Abuses of migrant workers

 

In 2015, the Irish government announced a new work permit scheme to regularise undocumented fishermenfrom outside the EEA working on Irish-owned vessels. The initiative was launched after a Guardian investigation highlighted alleged abuses.

Early last year, 500 one-year permits were made available to owners who were required to pay the statutory minimum wage to migrant workers and provide them with a solicitor-backed contract. Francis O’Donnell, chief executive of the Irish Fish Producers’ Organisation, said at the time that 1,000 work permits would be needed “to get everybody covered”. According to a spokesperson from Ireland’s Department of Justice and Equality, just 182 permits have been granted to date. O’Donnell said he was not aware of boats breaking the regulations but any that did so acted without the support of his organisation.

MRCI’s O’Toole said: “The scheme is facilitating the use of cheap labour and we are extremely concerned about the lack of enforcement by Irish authorities.”

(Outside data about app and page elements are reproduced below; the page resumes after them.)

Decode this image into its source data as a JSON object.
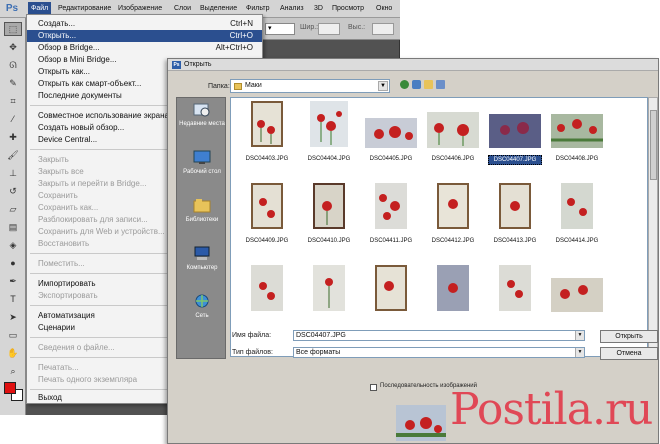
{
  "app": {
    "logo": "Ps",
    "menubar": [
      {
        "label": "Файл",
        "active": true
      },
      {
        "label": "Редактирование"
      },
      {
        "label": "Изображение"
      },
      {
        "label": "Слои"
      },
      {
        "label": "Выделение"
      },
      {
        "label": "Фильтр"
      },
      {
        "label": "Анализ"
      },
      {
        "label": "3D"
      },
      {
        "label": "Просмотр"
      },
      {
        "label": "Окно"
      }
    ],
    "options_bar": {
      "shape_label": "Шир.:",
      "height_label": "Выс.:"
    }
  },
  "file_menu": {
    "items": [
      {
        "label": "Создать...",
        "shortcut": "Ctrl+N",
        "state": "enabled"
      },
      {
        "label": "Открыть...",
        "shortcut": "Ctrl+O",
        "state": "highlighted"
      },
      {
        "label": "Обзор в Bridge...",
        "shortcut": "Alt+Ctrl+O",
        "state": "enabled"
      },
      {
        "label": "Обзор в Mini Bridge...",
        "shortcut": "",
        "state": "enabled"
      },
      {
        "label": "Открыть как...",
        "shortcut": "",
        "state": "enabled"
      },
      {
        "label": "Открыть как смарт-объект...",
        "shortcut": "",
        "state": "enabled"
      },
      {
        "label": "Последние документы",
        "shortcut": "",
        "state": "enabled"
      },
      {
        "label": "Совместное использование экрана",
        "shortcut": "",
        "state": "enabled"
      },
      {
        "label": "Создать новый обзор...",
        "shortcut": "",
        "state": "enabled"
      },
      {
        "label": "Device Central...",
        "shortcut": "",
        "state": "enabled"
      },
      {
        "label": "Закрыть",
        "shortcut": "",
        "state": "disabled"
      },
      {
        "label": "Закрыть все",
        "shortcut": "",
        "state": "disabled"
      },
      {
        "label": "Закрыть и перейти в Bridge...",
        "shortcut": "",
        "state": "disabled"
      },
      {
        "label": "Сохранить",
        "shortcut": "",
        "state": "disabled"
      },
      {
        "label": "Сохранить как...",
        "shortcut": "",
        "state": "disabled"
      },
      {
        "label": "Разблокировать для записи...",
        "shortcut": "",
        "state": "disabled"
      },
      {
        "label": "Сохранить для Web и устройств...",
        "shortcut": "",
        "state": "disabled"
      },
      {
        "label": "Восстановить",
        "shortcut": "",
        "state": "disabled"
      },
      {
        "label": "Поместить...",
        "shortcut": "",
        "state": "disabled"
      },
      {
        "label": "Импортировать",
        "shortcut": "",
        "state": "enabled"
      },
      {
        "label": "Экспортировать",
        "shortcut": "",
        "state": "disabled"
      },
      {
        "label": "Автоматизация",
        "shortcut": "",
        "state": "enabled"
      },
      {
        "label": "Сценарии",
        "shortcut": "",
        "state": "enabled"
      },
      {
        "label": "Сведения о файле...",
        "shortcut": "",
        "state": "disabled"
      },
      {
        "label": "Печатать...",
        "shortcut": "",
        "state": "disabled"
      },
      {
        "label": "Печать одного экземпляра",
        "shortcut": "",
        "state": "disabled"
      },
      {
        "label": "Выход",
        "shortcut": "",
        "state": "enabled"
      }
    ]
  },
  "dialog": {
    "title": "Открыть",
    "folder_label": "Папка:",
    "folder_value": "Маки",
    "places": [
      {
        "label": "Недавние места",
        "icon": "recent-places-icon"
      },
      {
        "label": "Рабочий стол",
        "icon": "desktop-icon"
      },
      {
        "label": "Библиотеки",
        "icon": "libraries-icon"
      },
      {
        "label": "Компьютер",
        "icon": "computer-icon"
      },
      {
        "label": "Сеть",
        "icon": "network-icon"
      }
    ],
    "files": [
      {
        "name": "DSC04403.JPG",
        "selected": false
      },
      {
        "name": "DSC04404.JPG",
        "selected": false
      },
      {
        "name": "DSC04405.JPG",
        "selected": false
      },
      {
        "name": "DSC04406.JPG",
        "selected": false
      },
      {
        "name": "DSC04407.JPG",
        "selected": true
      },
      {
        "name": "DSC04408.JPG",
        "selected": false
      },
      {
        "name": "DSC04409.JPG",
        "selected": false
      },
      {
        "name": "DSC04410.JPG",
        "selected": false
      },
      {
        "name": "DSC04411.JPG",
        "selected": false
      },
      {
        "name": "DSC04412.JPG",
        "selected": false
      },
      {
        "name": "DSC04413.JPG",
        "selected": false
      },
      {
        "name": "DSC04414.JPG",
        "selected": false
      },
      {
        "name": "",
        "selected": false
      },
      {
        "name": "",
        "selected": false
      },
      {
        "name": "",
        "selected": false
      },
      {
        "name": "",
        "selected": false
      },
      {
        "name": "",
        "selected": false
      },
      {
        "name": "",
        "selected": false
      }
    ],
    "filename_label": "Имя файла:",
    "filename_value": "DSC04407.JPG",
    "filetype_label": "Тип файлов:",
    "filetype_value": "Все форматы",
    "open_button": "Открыть",
    "cancel_button": "Отмена",
    "sequence_label": "Последовательность изображений"
  },
  "watermark": "Postila.ru",
  "colors": {
    "accent": "#2b4f8f",
    "foreground_swatch": "#e01010"
  }
}
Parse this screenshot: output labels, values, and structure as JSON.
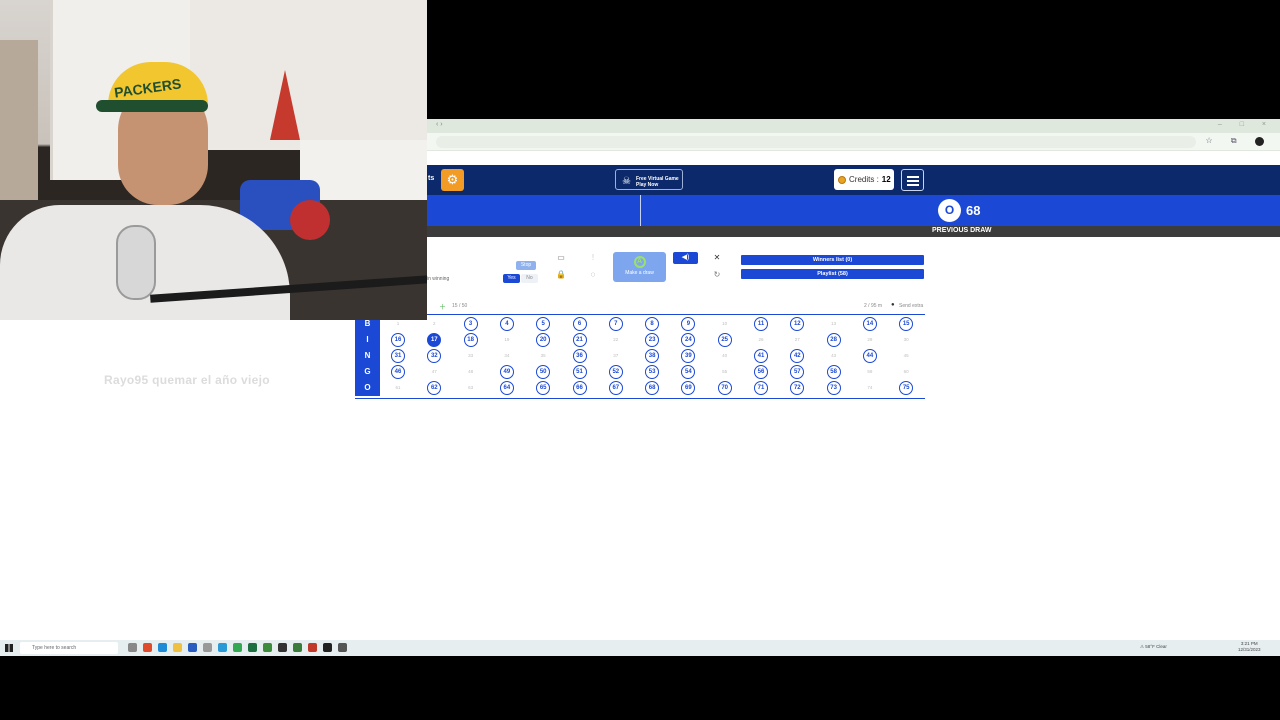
{
  "browser": {
    "tab_nav": "‹ ›",
    "window_controls": "– □ ×"
  },
  "site": {
    "promo": {
      "line1": "Free Virtual Game",
      "line2": "Play Now"
    },
    "credits_label": "Credits :",
    "credits_value": "12"
  },
  "draw": {
    "current_letter": "O",
    "current_number": "68",
    "previous_label": "PREVIOUS DRAW"
  },
  "controls": {
    "auto_win_label": "in winning",
    "stop_label": "Stop",
    "yes_label": "Yes",
    "no_label": "No",
    "make_draw_label": "Make a draw",
    "winners_label": "Winners list (0)",
    "playlist_label": "Playlist (58)",
    "players_count": "15 / 50",
    "card_info_left": "2 / 95 m",
    "card_info_right": "Send extra"
  },
  "card": {
    "letters": [
      "B",
      "I",
      "N",
      "G",
      "O"
    ],
    "current": 17,
    "called": [
      3,
      4,
      5,
      6,
      7,
      8,
      9,
      11,
      12,
      14,
      15,
      16,
      17,
      18,
      20,
      21,
      23,
      24,
      25,
      28,
      31,
      32,
      36,
      38,
      39,
      41,
      42,
      44,
      46,
      49,
      50,
      51,
      52,
      53,
      54,
      56,
      57,
      58,
      62,
      64,
      65,
      66,
      67,
      68,
      69,
      70,
      71,
      72,
      73,
      75
    ]
  },
  "overlay": {
    "text": "Rayo95  quemar el año viejo"
  },
  "webcam": {
    "hat_text": "PACKERS"
  },
  "taskbar": {
    "search_placeholder": "Type here to search",
    "tray": "⚠ 58°F Clear",
    "time": "3:21 PM",
    "date": "12/31/2023"
  },
  "colors": {
    "primary": "#1b49d6",
    "navy": "#0c2a6b",
    "orange": "#f29b25",
    "green": "#9be06a"
  }
}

On Monday, 68 migrant fishermen attended a meeting in Dublin organised by the International Transport Workers’ Federation. Only one person said he had a valid work permit and some of the workers, who were mainly from Egypt, alleged a range of employment abuses including low pay, threats of deportation and continuous “24-hour” working with only 30 minutes’ rest in that period. One undocumented Egyptian said that last year he worked 150 hours a week on a trawler but was not paid properly. “We are slaves working,” he said.